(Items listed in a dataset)
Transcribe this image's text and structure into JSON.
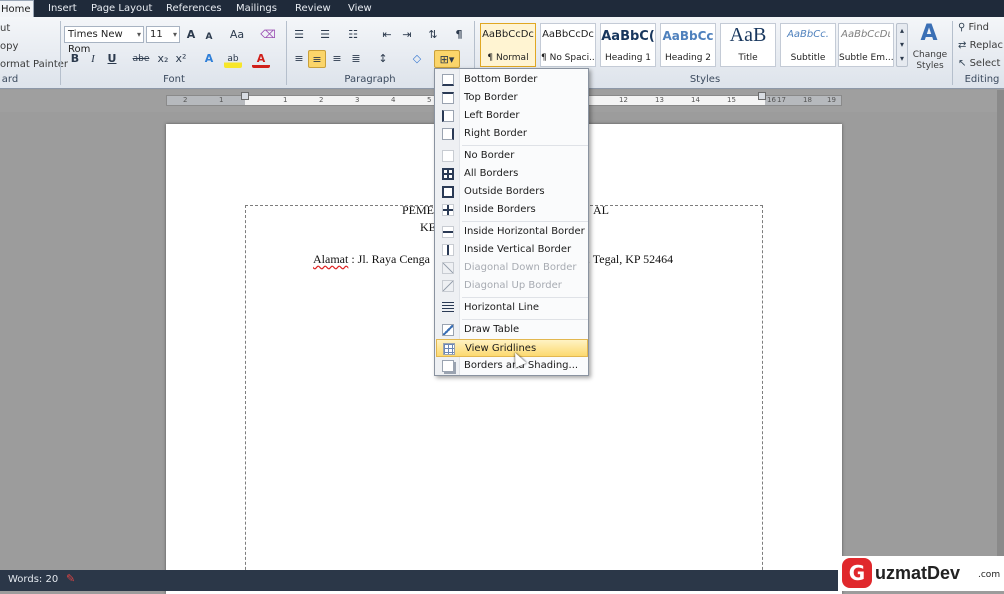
{
  "tabs": [
    "Home",
    "Insert",
    "Page Layout",
    "References",
    "Mailings",
    "Review",
    "View"
  ],
  "clipboard": {
    "cut": "ut",
    "copy": "opy",
    "format_painter": "ormat Painter",
    "label": "ard"
  },
  "font": {
    "name": "Times New Rom",
    "size": "11",
    "label": "Font",
    "bold": "B",
    "italic": "I",
    "underline": "U",
    "strike": "abe",
    "sub": "x₂",
    "sup": "x²",
    "grow": "A",
    "shrink": "A",
    "change_case": "Aa",
    "clear": "A",
    "highlight": "ab",
    "color": "A"
  },
  "paragraph": {
    "label": "Paragraph",
    "pilcrow": "¶"
  },
  "styles": {
    "label": "Styles",
    "items": [
      {
        "preview": "AaBbCcDc",
        "name": "¶ Normal"
      },
      {
        "preview": "AaBbCcDc",
        "name": "¶ No Spaci..."
      },
      {
        "preview": "AaBbC(",
        "name": "Heading 1"
      },
      {
        "preview": "AaBbCc",
        "name": "Heading 2"
      },
      {
        "preview": "AaB",
        "name": "Title"
      },
      {
        "preview": "AaBbCc.",
        "name": "Subtitle"
      },
      {
        "preview": "AaBbCcDι",
        "name": "Subtle Em..."
      }
    ],
    "change_styles": "Change Styles"
  },
  "editing": {
    "label": "Editing",
    "find": "Find",
    "replace": "Replac",
    "select": "Select"
  },
  "ruler_numbers": [
    "2",
    "1",
    "1",
    "2",
    "3",
    "4",
    "5",
    "6",
    "12",
    "13",
    "14",
    "15",
    "16",
    "17",
    "18",
    "19"
  ],
  "document": {
    "line1_left": "PEME",
    "line1_right": "AL",
    "line2_left": "KE",
    "line3_left": "Alamat",
    "line3_mid": " : Jl. Raya Cenga",
    "line3_right": "b. Tegal, KP 52464"
  },
  "border_menu": {
    "items": [
      {
        "label": "Bottom Border",
        "enabled": true
      },
      {
        "label": "Top Border",
        "enabled": true
      },
      {
        "label": "Left Border",
        "enabled": true
      },
      {
        "label": "Right Border",
        "enabled": true
      },
      {
        "label": "No Border",
        "enabled": true
      },
      {
        "label": "All Borders",
        "enabled": true
      },
      {
        "label": "Outside Borders",
        "enabled": true
      },
      {
        "label": "Inside Borders",
        "enabled": true
      },
      {
        "label": "Inside Horizontal Border",
        "enabled": true
      },
      {
        "label": "Inside Vertical Border",
        "enabled": true
      },
      {
        "label": "Diagonal Down Border",
        "enabled": false
      },
      {
        "label": "Diagonal Up Border",
        "enabled": false
      },
      {
        "label": "Horizontal Line",
        "enabled": true
      },
      {
        "label": "Draw Table",
        "enabled": true
      },
      {
        "label": "View Gridlines",
        "enabled": true,
        "highlighted": true
      },
      {
        "label": "Borders and Shading...",
        "enabled": true
      }
    ]
  },
  "status": {
    "words": "Words: 20"
  },
  "brand": {
    "logo_letter": "G",
    "name": "uzmatDev",
    "domain": ".com"
  },
  "colors": {
    "accent": "#fcd970",
    "titlebar": "#1f2a3a",
    "statusbar": "#2b3748"
  }
}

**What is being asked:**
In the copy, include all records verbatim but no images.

**Response:**
Transcribe this image's text and structure into JSON.
{
  "tabs": [
    "Home",
    "Insert",
    "Page Layout",
    "References",
    "Mailings",
    "Review",
    "View"
  ],
  "clipboard": {
    "cut": "ut",
    "copy": "opy",
    "format_painter": "ormat Painter",
    "label": "ard"
  },
  "font": {
    "name": "Times New Rom",
    "size": "11",
    "label": "Font",
    "bold": "B",
    "italic": "I",
    "underline": "U",
    "strike": "abe",
    "sub": "x₂",
    "sup": "x²",
    "grow": "A",
    "shrink": "A",
    "change_case": "Aa",
    "clear": "A",
    "highlight": "ab",
    "color": "A"
  },
  "paragraph": {
    "label": "Paragraph",
    "pilcrow": "¶"
  },
  "styles": {
    "label": "Styles",
    "items": [
      {
        "preview": "AaBbCcDc",
        "name": "¶ Normal"
      },
      {
        "preview": "AaBbCcDc",
        "name": "¶ No Spaci..."
      },
      {
        "preview": "AaBbC(",
        "name": "Heading 1"
      },
      {
        "preview": "AaBbCc",
        "name": "Heading 2"
      },
      {
        "preview": "AaB",
        "name": "Title"
      },
      {
        "preview": "AaBbCc.",
        "name": "Subtitle"
      },
      {
        "preview": "AaBbCcDι",
        "name": "Subtle Em..."
      }
    ],
    "change_styles": "Change Styles"
  },
  "editing": {
    "label": "Editing",
    "find": "Find",
    "replace": "Replac",
    "select": "Select"
  },
  "ruler_numbers": [
    "2",
    "1",
    "1",
    "2",
    "3",
    "4",
    "5",
    "6",
    "12",
    "13",
    "14",
    "15",
    "16",
    "17",
    "18",
    "19"
  ],
  "document": {
    "line1_left": "PEME",
    "line1_right": "AL",
    "line2_left": "KE",
    "line3_left": "Alamat",
    "line3_mid": " : Jl. Raya Cenga",
    "line3_right": "b. Tegal, KP 52464"
  },
  "border_menu": {
    "items": [
      {
        "label": "Bottom Border",
        "enabled": true
      },
      {
        "label": "Top Border",
        "enabled": true
      },
      {
        "label": "Left Border",
        "enabled": true
      },
      {
        "label": "Right Border",
        "enabled": true
      },
      {
        "label": "No Border",
        "enabled": true
      },
      {
        "label": "All Borders",
        "enabled": true
      },
      {
        "label": "Outside Borders",
        "enabled": true
      },
      {
        "label": "Inside Borders",
        "enabled": true
      },
      {
        "label": "Inside Horizontal Border",
        "enabled": true
      },
      {
        "label": "Inside Vertical Border",
        "enabled": true
      },
      {
        "label": "Diagonal Down Border",
        "enabled": false
      },
      {
        "label": "Diagonal Up Border",
        "enabled": false
      },
      {
        "label": "Horizontal Line",
        "enabled": true
      },
      {
        "label": "Draw Table",
        "enabled": true
      },
      {
        "label": "View Gridlines",
        "enabled": true,
        "highlighted": true
      },
      {
        "label": "Borders and Shading...",
        "enabled": true
      }
    ]
  },
  "status": {
    "words": "Words: 20"
  },
  "brand": {
    "logo_letter": "G",
    "name": "uzmatDev",
    "domain": ".com"
  },
  "colors": {
    "accent": "#fcd970",
    "titlebar": "#1f2a3a",
    "statusbar": "#2b3748"
  }
}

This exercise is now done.